Reproduce the listing that follows, unchanged and complete.
------------------------------
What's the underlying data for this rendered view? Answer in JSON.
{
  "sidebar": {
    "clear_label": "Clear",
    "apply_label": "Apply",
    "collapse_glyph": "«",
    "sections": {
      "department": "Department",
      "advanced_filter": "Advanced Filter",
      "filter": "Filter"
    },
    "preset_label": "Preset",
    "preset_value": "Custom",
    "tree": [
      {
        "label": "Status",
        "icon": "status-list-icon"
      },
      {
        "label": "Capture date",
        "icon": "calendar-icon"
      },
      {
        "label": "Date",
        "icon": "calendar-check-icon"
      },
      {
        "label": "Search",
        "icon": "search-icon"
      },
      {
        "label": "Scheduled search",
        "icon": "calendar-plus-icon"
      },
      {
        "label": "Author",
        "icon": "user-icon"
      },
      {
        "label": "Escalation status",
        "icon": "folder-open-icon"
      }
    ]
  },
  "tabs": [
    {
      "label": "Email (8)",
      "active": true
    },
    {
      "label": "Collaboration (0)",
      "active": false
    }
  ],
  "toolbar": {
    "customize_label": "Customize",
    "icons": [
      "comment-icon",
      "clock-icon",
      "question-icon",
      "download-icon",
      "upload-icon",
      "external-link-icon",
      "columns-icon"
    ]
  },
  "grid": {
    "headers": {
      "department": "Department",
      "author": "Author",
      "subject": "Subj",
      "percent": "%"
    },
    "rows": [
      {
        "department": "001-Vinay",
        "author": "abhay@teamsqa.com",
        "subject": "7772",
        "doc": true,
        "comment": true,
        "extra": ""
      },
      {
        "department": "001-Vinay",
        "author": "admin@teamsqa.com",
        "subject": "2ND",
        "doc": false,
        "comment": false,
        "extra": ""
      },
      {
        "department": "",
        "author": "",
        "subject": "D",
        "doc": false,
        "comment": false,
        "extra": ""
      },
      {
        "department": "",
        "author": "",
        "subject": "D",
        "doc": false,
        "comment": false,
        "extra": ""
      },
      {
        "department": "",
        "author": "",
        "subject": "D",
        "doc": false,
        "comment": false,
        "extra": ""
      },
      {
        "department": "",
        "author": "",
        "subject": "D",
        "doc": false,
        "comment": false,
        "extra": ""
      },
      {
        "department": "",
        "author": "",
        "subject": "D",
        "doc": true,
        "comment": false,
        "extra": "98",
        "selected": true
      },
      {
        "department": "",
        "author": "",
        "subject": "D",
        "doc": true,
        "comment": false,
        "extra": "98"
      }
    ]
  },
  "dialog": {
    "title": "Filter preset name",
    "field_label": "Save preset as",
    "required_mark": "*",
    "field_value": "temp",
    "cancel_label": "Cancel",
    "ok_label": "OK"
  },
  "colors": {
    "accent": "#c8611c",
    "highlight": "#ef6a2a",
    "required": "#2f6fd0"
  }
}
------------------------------
Result of the exercise:
What's the underlying data for this rendered view? Answer in JSON.
{
  "sidebar": {
    "clear_label": "Clear",
    "apply_label": "Apply",
    "collapse_glyph": "«",
    "sections": {
      "department": "Department",
      "advanced_filter": "Advanced Filter",
      "filter": "Filter"
    },
    "preset_label": "Preset",
    "preset_value": "Custom",
    "tree": [
      {
        "label": "Status",
        "icon": "status-list-icon"
      },
      {
        "label": "Capture date",
        "icon": "calendar-icon"
      },
      {
        "label": "Date",
        "icon": "calendar-check-icon"
      },
      {
        "label": "Search",
        "icon": "search-icon"
      },
      {
        "label": "Scheduled search",
        "icon": "calendar-plus-icon"
      },
      {
        "label": "Author",
        "icon": "user-icon"
      },
      {
        "label": "Escalation status",
        "icon": "folder-open-icon"
      }
    ]
  },
  "tabs": [
    {
      "label": "Email (8)",
      "active": true
    },
    {
      "label": "Collaboration (0)",
      "active": false
    }
  ],
  "toolbar": {
    "customize_label": "Customize",
    "icons": [
      "comment-icon",
      "clock-icon",
      "question-icon",
      "download-icon",
      "upload-icon",
      "external-link-icon",
      "columns-icon"
    ]
  },
  "grid": {
    "headers": {
      "department": "Department",
      "author": "Author",
      "subject": "Subj",
      "percent": "%"
    },
    "rows": [
      {
        "department": "001-Vinay",
        "author": "abhay@teamsqa.com",
        "subject": "7772",
        "doc": true,
        "comment": true,
        "extra": ""
      },
      {
        "department": "001-Vinay",
        "author": "admin@teamsqa.com",
        "subject": "2ND",
        "doc": false,
        "comment": false,
        "extra": ""
      },
      {
        "department": "",
        "author": "",
        "subject": "D",
        "doc": false,
        "comment": false,
        "extra": ""
      },
      {
        "department": "",
        "author": "",
        "subject": "D",
        "doc": false,
        "comment": false,
        "extra": ""
      },
      {
        "department": "",
        "author": "",
        "subject": "D",
        "doc": false,
        "comment": false,
        "extra": ""
      },
      {
        "department": "",
        "author": "",
        "subject": "D",
        "doc": false,
        "comment": false,
        "extra": ""
      },
      {
        "department": "",
        "author": "",
        "subject": "D",
        "doc": true,
        "comment": false,
        "extra": "98",
        "selected": true
      },
      {
        "department": "",
        "author": "",
        "subject": "D",
        "doc": true,
        "comment": false,
        "extra": "98"
      }
    ]
  },
  "dialog": {
    "title": "Filter preset name",
    "field_label": "Save preset as",
    "required_mark": "*",
    "field_value": "temp",
    "cancel_label": "Cancel",
    "ok_label": "OK"
  },
  "colors": {
    "accent": "#c8611c",
    "highlight": "#ef6a2a",
    "required": "#2f6fd0"
  }
}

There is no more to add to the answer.